Description of the task:
The required result is each line of the entries below containing the string "this".

Records from a data collection:
+ + +
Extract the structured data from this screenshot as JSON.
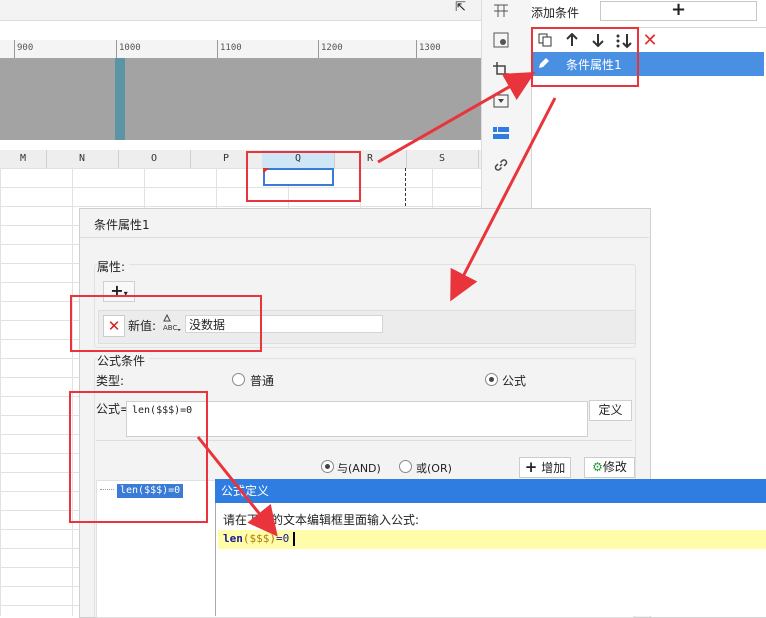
{
  "ruler": {
    "ticks": [
      "900",
      "1000",
      "1100",
      "1200",
      "1300"
    ]
  },
  "sheet": {
    "columns": [
      "M",
      "N",
      "O",
      "P",
      "Q",
      "R",
      "S"
    ]
  },
  "right_panel": {
    "add_condition_label": "添加条件",
    "add_button": "+",
    "condition_item": "条件属性1",
    "toolbar": [
      "copy-icon",
      "arrow-up-icon",
      "arrow-down-icon",
      "sort-icon",
      "delete-icon"
    ]
  },
  "prop_dialog": {
    "title": "条件属性1",
    "property_label": "属性:",
    "add_property": "+",
    "new_value_label": "新值:",
    "new_value": "没数据",
    "formula_condition_label": "公式条件",
    "type_label": "类型:",
    "type_options": [
      "普通",
      "公式"
    ],
    "type_selected": "公式",
    "formula_label": "公式=",
    "formula_value": "len($$$)=0",
    "define_button": "定义",
    "logic_and": "与(AND)",
    "logic_or": "或(OR)",
    "logic_selected": "与(AND)",
    "add_button": "增加",
    "modify_button": "修改",
    "condition_list": [
      "len($$$)=0"
    ]
  },
  "formula_dialog": {
    "title": "公式定义",
    "prompt": "请在下面的文本编辑框里面输入公式:",
    "code_fn": "len",
    "code_paren_open": "(",
    "code_arg": "$$$",
    "code_paren_close": ")",
    "code_rest": "=0"
  },
  "colors": {
    "accent": "#4a90e2",
    "annotation": "#e8343a",
    "editor_highlight": "#fffcaa"
  }
}
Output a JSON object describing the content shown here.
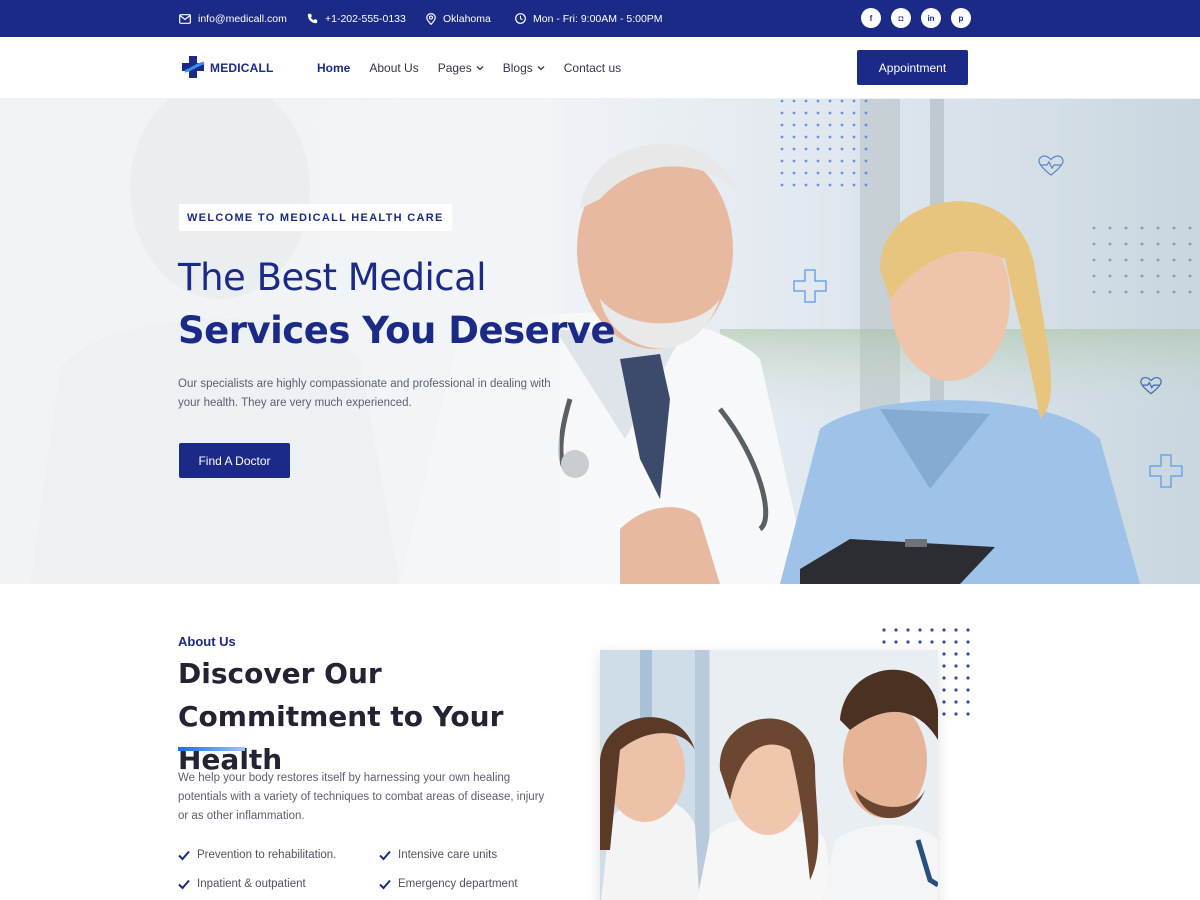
{
  "topbar": {
    "email": "info@medicall.com",
    "phone": "+1-202-555-0133",
    "location": "Oklahoma",
    "hours": "Mon - Fri: 9:00AM - 5:00PM",
    "socials": [
      {
        "icon": "facebook-icon",
        "glyph": "f"
      },
      {
        "icon": "instagram-icon",
        "glyph": "◘"
      },
      {
        "icon": "linkedin-icon",
        "glyph": "in"
      },
      {
        "icon": "pinterest-icon",
        "glyph": "p"
      }
    ]
  },
  "nav": {
    "logo": "MEDICALL",
    "items": [
      "Home",
      "About Us",
      "Pages",
      "Blogs",
      "Contact us"
    ],
    "cta": "Appointment"
  },
  "hero": {
    "badge": "WELCOME TO MEDICALL HEALTH CARE",
    "title_line1": "The Best Medical",
    "title_line2": "Services You Deserve",
    "description": "Our specialists are highly compassionate and professional in dealing with your health. They are very much experienced.",
    "button": "Find A Doctor"
  },
  "about": {
    "kicker": "About Us",
    "title": "Discover Our Commitment to Your Health",
    "description": "We help your body restores itself by harnessing your own healing potentials with a variety of techniques to combat areas of disease, injury or as other inflammation.",
    "features": [
      "Prevention to rehabilitation.",
      "Intensive care units",
      "Inpatient & outpatient",
      "Emergency department"
    ]
  },
  "colors": {
    "brand": "#1a2a86",
    "accent": "#1c6fe0"
  }
}
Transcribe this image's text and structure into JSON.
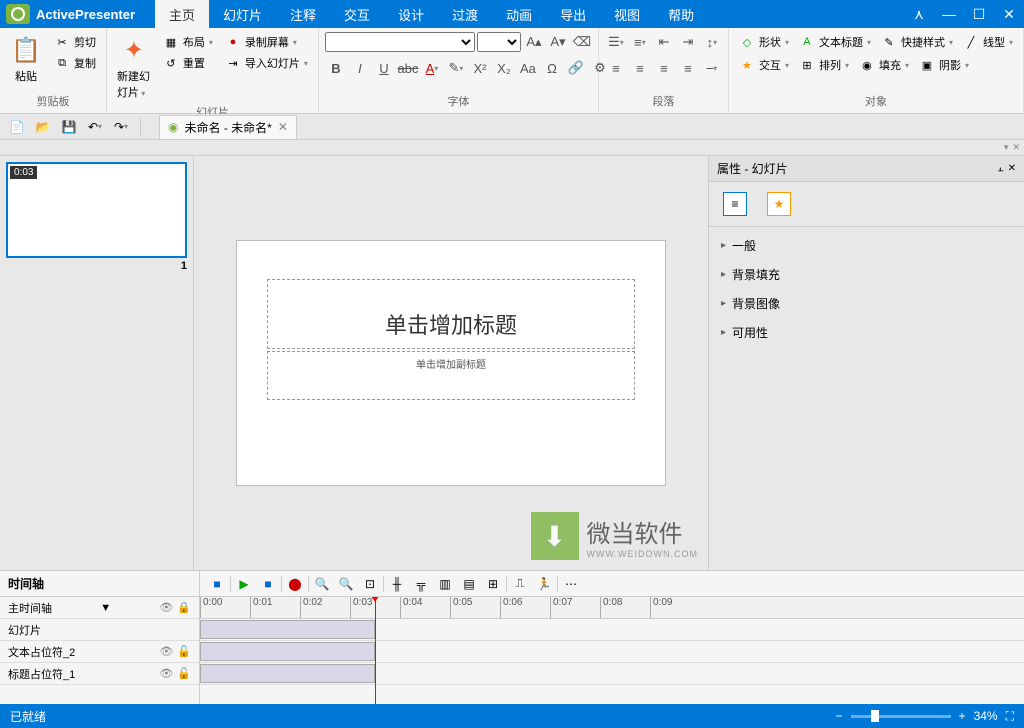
{
  "app": {
    "name": "ActivePresenter"
  },
  "menu": {
    "tabs": [
      "主页",
      "幻灯片",
      "注释",
      "交互",
      "设计",
      "过渡",
      "动画",
      "导出",
      "视图",
      "帮助"
    ],
    "active": 0
  },
  "ribbon": {
    "clipboard": {
      "paste": "粘贴",
      "cut": "剪切",
      "copy": "复制",
      "label": "剪贴板"
    },
    "slides": {
      "new": "新建幻灯片",
      "layout": "布局",
      "record": "录制屏幕",
      "reset": "重置",
      "import": "导入幻灯片",
      "label": "幻灯片"
    },
    "font": {
      "label": "字体"
    },
    "paragraph": {
      "label": "段落"
    },
    "objects": {
      "shape": "形状",
      "caption": "文本标题",
      "quick": "快捷样式",
      "line": "线型",
      "interact": "交互",
      "arrange": "排列",
      "fill": "填充",
      "shadow": "阴影",
      "label": "对象"
    }
  },
  "doc": {
    "title": "未命名 - 未命名*"
  },
  "slide": {
    "time": "0:03",
    "number": "1",
    "title_ph": "单击增加标题",
    "subtitle_ph": "单击增加副标题"
  },
  "props": {
    "header": "属性  -  幻灯片",
    "items": [
      "一般",
      "背景填充",
      "背景图像",
      "可用性"
    ]
  },
  "timeline": {
    "title": "时间轴",
    "main_track": "主时间轴",
    "tracks": [
      "幻灯片",
      "文本占位符_2",
      "标题占位符_1"
    ],
    "ticks": [
      "0:00",
      "0:01",
      "0:02",
      "0:03",
      "0:04",
      "0:05",
      "0:06",
      "0:07",
      "0:08",
      "0:09"
    ]
  },
  "status": {
    "ready": "已就绪",
    "zoom": "34%"
  },
  "watermark": {
    "text": "微当软件",
    "sub": "WWW.WEIDOWN.COM"
  }
}
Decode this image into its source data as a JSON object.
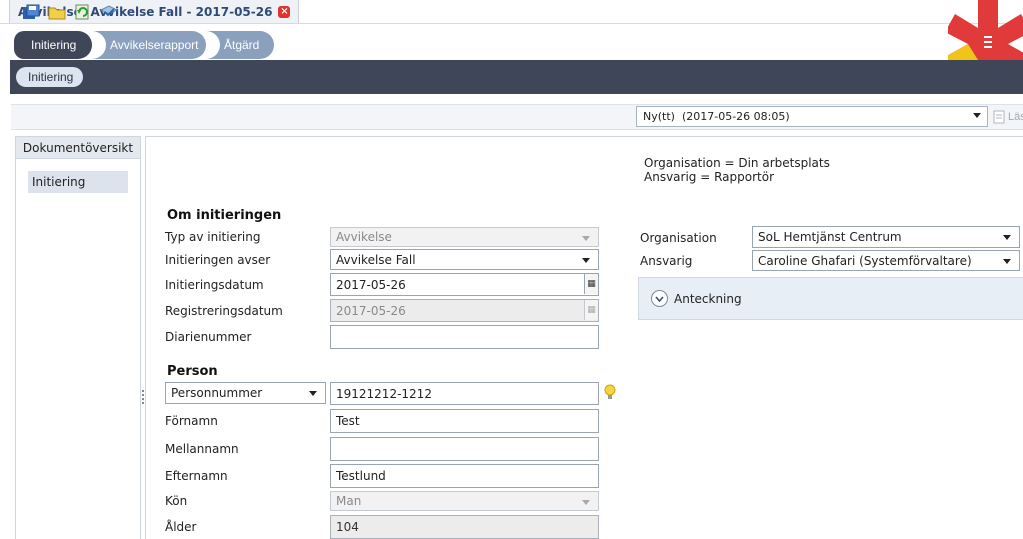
{
  "window": {
    "title": "Avvikelse, Avvikelse Fall - 2017-05-26"
  },
  "steps": [
    {
      "label": "Initiering"
    },
    {
      "label": "Avvikelserapport"
    },
    {
      "label": "Åtgärd"
    }
  ],
  "subtab": {
    "label": "Initiering"
  },
  "toolbar": {
    "icons": [
      "save-icon",
      "open-folder-icon",
      "refresh-icon",
      "check-icon"
    ],
    "version_select": "Ny(tt)  (2017-05-26 08:05)",
    "read_label": "Läs"
  },
  "left_panel": {
    "header": "Dokumentöversikt",
    "items": [
      "Initiering"
    ]
  },
  "info": {
    "line1": "Organisation = Din arbetsplats",
    "line2": "Ansvarig = Rapportör"
  },
  "om_initieringen": {
    "heading": "Om initieringen",
    "typ_label": "Typ av initiering",
    "typ_value": "Avvikelse",
    "avser_label": "Initieringen avser",
    "avser_value": "Avvikelse Fall",
    "datum_label": "Initieringsdatum",
    "datum_value": "2017-05-26",
    "reg_label": "Registreringsdatum",
    "reg_value": "2017-05-26",
    "diarie_label": "Diarienummer",
    "diarie_value": ""
  },
  "person": {
    "heading": "Person",
    "id_type": "Personnummer",
    "id_value": "19121212-1212",
    "fornamn_label": "Förnamn",
    "fornamn_value": "Test",
    "mellannamn_label": "Mellannamn",
    "mellannamn_value": "",
    "efternamn_label": "Efternamn",
    "efternamn_value": "Testlund",
    "kon_label": "Kön",
    "kon_value": "Man",
    "alder_label": "Ålder",
    "alder_value": "104"
  },
  "right_form": {
    "org_label": "Organisation",
    "org_value": "SoL Hemtjänst Centrum",
    "ansvarig_label": "Ansvarig",
    "ansvarig_value": "Caroline Ghafari (Systemförvaltare)",
    "anteckning_label": "Anteckning"
  },
  "colors": {
    "dark_band": "#3e4658",
    "step_inactive": "#8aa0bd",
    "title_text": "#2f4b75"
  }
}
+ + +
Answer:
Extract the structured data from this screenshot as JSON.
Transcribe this image's text and structure into JSON.
Decode this image into its source data as a JSON object.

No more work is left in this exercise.